Turbo for the brain: By introducing only one human gene, researchers have given mice a higher level of intelligence and a larger brain. In behavioral tests, the animals showed more flexible memory and were less anxious. At the same time, their cerebral cortex was also significantly thicker – the part of the brain that controls higher mental functions. This suggests that this human-specific gene played a crucial role in the spiritual development of our ancestors.
We humans have an unusually large brain in relation to the body. Above all, the neocortex, the cerebral cortex, is as well developed in our species as it is not even in our closest relatives among the primates. The increase in volume of the cerebral cortex and the cerebellum, together with a better energy supply for the thinking organ, is therefore the basis of our intelligence. This raises the question of how the typical human brain developed.
Gene variant promotes neuronal formation
Scientists have long suspected that some gene variants that were active for only a few million years contributed to making the brains of our ancestors larger. One of these variants is the human-specific gene ARHGAP11B, which stimulates the increased formation of neuronal progenitor cells in the embryo: If it is introduced into the embryos of mice, ferrets or monkeys, their brains also become larger and richer in neurons.
So far, however, it has not been clear whether this brain growth will continue into adulthood and whether this also gives the carriers of this gene a higher level of intelligence. Lei Xing from the Max Planck Institute for Molecular Cell Biology and Genetics in Dresden and his colleagues have now investigated this in more detail. To do this, they smuggled the ARHGAP11B gene into mouse embryos and first observed how this affects the volume and the number of neurons in their developing brain.
Larger neocortex and more gray cells
In fact, the mice with the human gene developed a permanently thicker and larger neocortex. The researchers report that there was an increase in the neurons in the top layer of the cerebral cortex in particular. In the next step, Xing and his team tested the intelligence of these mice. To do this, they put the animals through several behavioral tests that require different types of learning and memory.
These included classic labyrinth tests of spatial memory, but also tests of anxiety and mental flexibility. For the latter, the mice had to learn the pattern according to which access to different drinking bottles changed over time. “This test primarily tests long-term memory, which is based more on the neocortex than on the hippocampus,” the researchers explain.
Mentally more flexible and less anxious
The result: “We found that the ARHGAP11B mice, with their larger brain, made fewer mistakes when finding the water bottle than the wild-type mice,” reports Xing. “This indicates that the 11B mice have a more flexible memory and are better able to adapt to new conditions and rules.” While spatial learning per se hardly changed in these mice, the processing of what was learned in the cerebral cortex was apparently optimized .
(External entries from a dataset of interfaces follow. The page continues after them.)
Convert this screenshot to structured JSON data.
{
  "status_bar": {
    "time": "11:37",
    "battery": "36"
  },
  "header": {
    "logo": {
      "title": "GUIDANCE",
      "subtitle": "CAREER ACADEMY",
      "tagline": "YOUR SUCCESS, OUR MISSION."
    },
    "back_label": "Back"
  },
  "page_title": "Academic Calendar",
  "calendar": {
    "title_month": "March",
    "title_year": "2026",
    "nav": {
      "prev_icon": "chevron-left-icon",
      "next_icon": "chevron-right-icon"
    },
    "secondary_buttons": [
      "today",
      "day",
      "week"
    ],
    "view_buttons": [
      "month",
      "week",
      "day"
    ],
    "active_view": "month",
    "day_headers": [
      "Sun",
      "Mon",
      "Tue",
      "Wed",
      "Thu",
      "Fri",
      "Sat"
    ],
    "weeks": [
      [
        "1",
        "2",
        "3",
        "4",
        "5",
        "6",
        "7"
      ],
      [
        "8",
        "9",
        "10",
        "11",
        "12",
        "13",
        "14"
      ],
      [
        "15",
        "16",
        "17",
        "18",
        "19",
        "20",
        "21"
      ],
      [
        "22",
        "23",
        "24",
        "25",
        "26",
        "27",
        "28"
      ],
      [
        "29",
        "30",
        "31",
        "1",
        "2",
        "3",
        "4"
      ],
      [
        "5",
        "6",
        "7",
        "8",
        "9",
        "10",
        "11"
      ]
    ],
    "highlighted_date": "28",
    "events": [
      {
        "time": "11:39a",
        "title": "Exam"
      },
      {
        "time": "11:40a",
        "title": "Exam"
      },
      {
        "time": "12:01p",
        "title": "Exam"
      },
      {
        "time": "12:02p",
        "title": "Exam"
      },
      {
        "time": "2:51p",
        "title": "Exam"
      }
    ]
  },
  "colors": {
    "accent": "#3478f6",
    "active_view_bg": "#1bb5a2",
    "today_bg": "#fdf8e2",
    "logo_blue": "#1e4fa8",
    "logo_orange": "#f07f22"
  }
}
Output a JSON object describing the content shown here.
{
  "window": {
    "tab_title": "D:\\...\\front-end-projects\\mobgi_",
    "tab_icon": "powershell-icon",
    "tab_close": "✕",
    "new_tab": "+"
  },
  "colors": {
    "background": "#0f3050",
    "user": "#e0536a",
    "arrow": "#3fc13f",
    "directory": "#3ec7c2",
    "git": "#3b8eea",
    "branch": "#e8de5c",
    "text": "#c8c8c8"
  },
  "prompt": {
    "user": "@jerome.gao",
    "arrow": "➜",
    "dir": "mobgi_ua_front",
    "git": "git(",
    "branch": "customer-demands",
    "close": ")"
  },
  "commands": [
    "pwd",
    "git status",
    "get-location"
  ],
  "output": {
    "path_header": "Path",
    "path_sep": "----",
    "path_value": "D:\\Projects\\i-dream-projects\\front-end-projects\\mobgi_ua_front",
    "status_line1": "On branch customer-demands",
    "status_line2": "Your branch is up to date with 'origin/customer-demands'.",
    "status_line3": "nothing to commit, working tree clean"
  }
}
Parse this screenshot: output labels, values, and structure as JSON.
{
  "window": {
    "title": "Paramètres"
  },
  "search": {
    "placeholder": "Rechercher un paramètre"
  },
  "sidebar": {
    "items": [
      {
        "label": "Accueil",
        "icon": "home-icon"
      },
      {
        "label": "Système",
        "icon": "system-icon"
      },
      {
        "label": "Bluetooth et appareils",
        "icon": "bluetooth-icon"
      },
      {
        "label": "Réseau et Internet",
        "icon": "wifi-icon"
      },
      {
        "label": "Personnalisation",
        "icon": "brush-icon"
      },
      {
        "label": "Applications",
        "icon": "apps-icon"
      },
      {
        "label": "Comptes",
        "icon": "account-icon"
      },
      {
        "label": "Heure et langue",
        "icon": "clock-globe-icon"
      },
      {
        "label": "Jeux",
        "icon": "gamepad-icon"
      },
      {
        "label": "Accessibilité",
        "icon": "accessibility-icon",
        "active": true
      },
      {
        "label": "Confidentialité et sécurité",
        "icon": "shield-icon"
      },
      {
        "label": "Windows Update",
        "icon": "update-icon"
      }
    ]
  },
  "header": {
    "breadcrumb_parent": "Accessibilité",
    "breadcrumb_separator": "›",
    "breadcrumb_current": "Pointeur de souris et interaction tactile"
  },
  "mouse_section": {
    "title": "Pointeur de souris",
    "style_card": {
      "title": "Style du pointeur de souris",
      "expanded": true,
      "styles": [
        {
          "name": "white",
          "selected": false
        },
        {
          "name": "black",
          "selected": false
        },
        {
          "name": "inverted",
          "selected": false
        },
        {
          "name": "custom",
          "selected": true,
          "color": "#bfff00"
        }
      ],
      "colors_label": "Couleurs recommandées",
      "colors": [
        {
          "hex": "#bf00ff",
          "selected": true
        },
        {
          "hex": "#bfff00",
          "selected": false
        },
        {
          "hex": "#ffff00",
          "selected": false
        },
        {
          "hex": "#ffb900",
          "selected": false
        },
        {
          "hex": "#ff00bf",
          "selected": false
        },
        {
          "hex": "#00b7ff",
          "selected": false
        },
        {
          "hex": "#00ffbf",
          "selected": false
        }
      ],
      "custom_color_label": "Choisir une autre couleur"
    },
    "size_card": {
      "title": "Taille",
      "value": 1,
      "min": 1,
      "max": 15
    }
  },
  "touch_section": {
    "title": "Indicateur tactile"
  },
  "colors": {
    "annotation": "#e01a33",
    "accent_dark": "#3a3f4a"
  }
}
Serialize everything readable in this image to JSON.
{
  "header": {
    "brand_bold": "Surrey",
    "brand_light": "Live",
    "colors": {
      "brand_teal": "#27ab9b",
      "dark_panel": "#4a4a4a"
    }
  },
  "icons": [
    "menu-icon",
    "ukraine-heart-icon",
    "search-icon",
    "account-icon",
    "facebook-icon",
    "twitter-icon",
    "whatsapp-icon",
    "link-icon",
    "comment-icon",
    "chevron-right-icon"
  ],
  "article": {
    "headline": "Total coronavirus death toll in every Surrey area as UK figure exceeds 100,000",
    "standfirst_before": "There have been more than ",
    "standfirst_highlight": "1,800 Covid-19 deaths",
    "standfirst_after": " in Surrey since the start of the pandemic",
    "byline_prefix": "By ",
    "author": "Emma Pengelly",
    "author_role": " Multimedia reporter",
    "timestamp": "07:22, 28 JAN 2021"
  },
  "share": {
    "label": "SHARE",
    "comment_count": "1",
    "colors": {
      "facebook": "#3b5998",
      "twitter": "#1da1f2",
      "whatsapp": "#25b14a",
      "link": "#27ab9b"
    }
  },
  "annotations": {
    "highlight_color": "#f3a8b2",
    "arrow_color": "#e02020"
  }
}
At the same time, the 11B mice were also less anxious than their normal conspecifics: “Wild-type mice were more scared and tried to get out of the brightly lit center of the test facility into the protective edge zone as quickly as possible, while ARHGAP11B mice were more relaxed and longer stayed in the center, ”reports Xing.
Decisive advantage for our ancestors
According to the researchers, this proves that the human-specific gene variant ARHGAP11B has a decisive influence on brain development and cognitive abilities. Because it only developed around five million years ago, after the human lineage was separated from that of the chimpanzees, it could have contributed to our ancestors increasingly cognitively differing from their primate relatives.
“Our study suggests that the enlargement of the neocortex caused by ARHGAP11B actually leads to better cognitive performance, which gives important clues about the role of this human-specific gene in human evolution,” says Xing’s colleague Wieland Huttner. (EMBO Journal, 2021; doi: 10.15252 / embj.2020107093)
Source: Max Planck Institute for Molecular Cell Biology and Genetics